Richards was named "Jeopardy!" host last week but past sexist remarks and litigation from his days as show runner of "The Price Is Right" led to the split.

"It was a huge mistake in judgment, and they definitely have egg on their face," said Evan Nierman, founder of the PR crisis management firm Red Banyan. "It's embarrassing. But it's not likely going to be a legacy issue for them. The scorn and attention is on the former host, not the show itself."

Richards, who will remain as the show's executive producer, was among 14 guest hosts who filled in this season after the death in November of the beloved, longtime host Alex Trebek.

While Richards' front-of-the-camera work was generally well received, his selection as Trebek's full-time replacement stunned many fans.
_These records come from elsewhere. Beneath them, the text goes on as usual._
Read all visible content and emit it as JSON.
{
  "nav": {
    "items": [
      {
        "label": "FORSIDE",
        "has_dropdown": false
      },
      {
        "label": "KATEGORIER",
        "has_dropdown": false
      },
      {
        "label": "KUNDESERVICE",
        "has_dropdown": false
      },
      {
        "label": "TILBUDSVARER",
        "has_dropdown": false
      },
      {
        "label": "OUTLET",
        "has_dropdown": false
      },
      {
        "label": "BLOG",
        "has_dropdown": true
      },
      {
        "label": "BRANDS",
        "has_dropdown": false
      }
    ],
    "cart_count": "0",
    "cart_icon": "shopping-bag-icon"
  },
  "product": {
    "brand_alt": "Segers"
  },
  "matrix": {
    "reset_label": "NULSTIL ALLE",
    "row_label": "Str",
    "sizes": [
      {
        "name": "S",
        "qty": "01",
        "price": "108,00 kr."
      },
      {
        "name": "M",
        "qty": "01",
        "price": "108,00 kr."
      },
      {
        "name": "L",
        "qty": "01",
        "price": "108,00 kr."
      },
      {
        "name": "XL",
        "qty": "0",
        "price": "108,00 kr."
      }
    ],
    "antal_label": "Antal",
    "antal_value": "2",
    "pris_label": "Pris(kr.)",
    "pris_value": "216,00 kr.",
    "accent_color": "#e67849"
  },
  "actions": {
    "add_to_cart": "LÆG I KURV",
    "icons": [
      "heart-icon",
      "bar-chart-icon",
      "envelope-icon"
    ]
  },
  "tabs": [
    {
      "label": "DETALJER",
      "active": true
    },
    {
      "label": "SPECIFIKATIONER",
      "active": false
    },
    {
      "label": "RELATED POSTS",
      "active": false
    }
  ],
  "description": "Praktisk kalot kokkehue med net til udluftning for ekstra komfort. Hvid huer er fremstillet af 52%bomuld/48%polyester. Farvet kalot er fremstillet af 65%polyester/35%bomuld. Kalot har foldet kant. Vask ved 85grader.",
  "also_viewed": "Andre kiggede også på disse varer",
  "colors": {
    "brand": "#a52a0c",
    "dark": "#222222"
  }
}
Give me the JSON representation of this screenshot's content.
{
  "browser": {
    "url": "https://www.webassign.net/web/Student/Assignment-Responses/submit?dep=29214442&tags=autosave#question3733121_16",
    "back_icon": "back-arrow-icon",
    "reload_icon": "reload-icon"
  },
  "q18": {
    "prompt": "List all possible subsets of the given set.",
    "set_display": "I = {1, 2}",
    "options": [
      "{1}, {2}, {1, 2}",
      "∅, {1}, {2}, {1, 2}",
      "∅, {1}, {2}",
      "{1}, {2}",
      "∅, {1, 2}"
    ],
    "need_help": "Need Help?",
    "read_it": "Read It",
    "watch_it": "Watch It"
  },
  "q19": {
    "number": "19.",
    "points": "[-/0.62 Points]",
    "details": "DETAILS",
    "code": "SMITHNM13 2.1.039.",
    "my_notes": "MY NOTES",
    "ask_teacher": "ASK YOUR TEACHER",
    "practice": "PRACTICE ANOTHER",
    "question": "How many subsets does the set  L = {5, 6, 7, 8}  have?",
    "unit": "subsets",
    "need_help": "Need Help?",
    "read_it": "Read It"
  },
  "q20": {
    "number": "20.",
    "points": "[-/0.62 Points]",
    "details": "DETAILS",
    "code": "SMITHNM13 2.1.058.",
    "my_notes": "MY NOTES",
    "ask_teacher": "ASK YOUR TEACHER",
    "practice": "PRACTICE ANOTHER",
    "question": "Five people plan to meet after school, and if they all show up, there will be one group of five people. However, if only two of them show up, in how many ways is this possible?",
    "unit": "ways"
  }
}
"It was almost as if they got lazy and said, 'You know what, he's in close proximity, so let's just use him,' instead of rebranding and taking the opportunity to shift," said Holly Baird, a public relations consultant in Southern California.

In the face of Richards' unceremonious departure, the next man or woman selected to host "Jeopardy!" will have to be beyond reproach, said Robert Thompson, founding director of the Bleier Center for Television and Popular Culture at Syracuse University.

"The person you put in place of Alex Trebek, you want to be cleaner than the person you'd nominate for the Supreme Court," he said. "In fact, they've have to be a lot cleaner than a Supreme Court justice."

Thompson urged "Jeopardy!" producers to think long and hard about the show's legacy as premium, daily programming.

"It would be one thing if this guy (Richards) were doing a snarky late-night talk show," Thompson said. "They put him in the place of 'Jeopardy!' arguably one of the most beloved, one of the most scandal-free entities of American culture. 'Jeopardy!' is where you went to get away form this kind of stuff."

The show's popularity and high standing with viewers will surely survive one week of controversy, the PR analysts said. But another might do some real damage.

"You can be forgiven for one colossal hiring mistake, but they can't afford a second," Nierman said. "They need to be incredibly thorough, buttoned up and scrub the internet history and footprint of any individual they plan to put on the air."

While Baird is rooting for "Reading Rainbow" host LeVar Burton to get the gig, she's hoping the person selected will be a uniting figure.

"No negative feeling about the show. We just want them to do right by the brand," Baird said. "'Jeopardy!' is a global brand and they have to have someone who can connect, who can bridge the gap from the tragedy of losing Alex Trebek."